Waitresses at the Silver Skilled visited the High Museum of Art to see their photo on display in "Picturing the South."
ATLANTA -- Regulars at the Silver Skillet on Atlanta's West Side are in for a surprise when they walk into the High Museum of Art.
Their favorite waitresses are pictured on the walls as part of a special exhibit called "Picturing the South."
"I think sometimes we forget that art can be found in everyday life," said Brett Abbott, Curator of Photography at the High.
"Picturing the South" is a commissioned series at the High Museum of Art that started during the Atlanta Olympics as a way to show the South to the world.
It continues to bear creative fruit 12 years later.
Martin Parr is one of three photographers selected for the High's latest show.
"He likes to photograph things that are everyday, things that you see all the time but never really look at," Abbott said.
Neal Broffman is a documentary filmmaker who followed Parr for months to provide an inside look at his process.
Broffman was so impressed, he created a documentary: "Hot Spots: Martin Parr in the American South."
A few weeks ago, the waitresses at the Silver Skillet visited the High to see their photo.

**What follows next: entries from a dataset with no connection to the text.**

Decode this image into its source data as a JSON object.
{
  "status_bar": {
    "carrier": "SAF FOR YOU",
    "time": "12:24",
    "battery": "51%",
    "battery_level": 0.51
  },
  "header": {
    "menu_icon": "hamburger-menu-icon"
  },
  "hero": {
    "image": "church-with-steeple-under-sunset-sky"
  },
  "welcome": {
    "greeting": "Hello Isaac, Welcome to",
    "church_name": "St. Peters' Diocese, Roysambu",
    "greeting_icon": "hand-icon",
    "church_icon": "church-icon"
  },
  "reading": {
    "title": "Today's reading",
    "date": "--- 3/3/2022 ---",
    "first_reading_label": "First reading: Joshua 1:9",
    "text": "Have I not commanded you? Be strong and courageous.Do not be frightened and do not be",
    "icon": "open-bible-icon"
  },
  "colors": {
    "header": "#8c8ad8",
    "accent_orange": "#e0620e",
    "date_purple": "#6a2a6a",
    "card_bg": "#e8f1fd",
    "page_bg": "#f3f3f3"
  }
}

"Some of them had never been to the High, so it was great," Abbott said. "It was fun for them to see themselves on the wall of a museum."
From the CDC to the Georgia Fair to the airport, it's all part of the exhibit, where it's ready to be rediscovered.
"It's exhilarating when you come in and realize that the things you look at every day can be full of inspiration," said Abbott.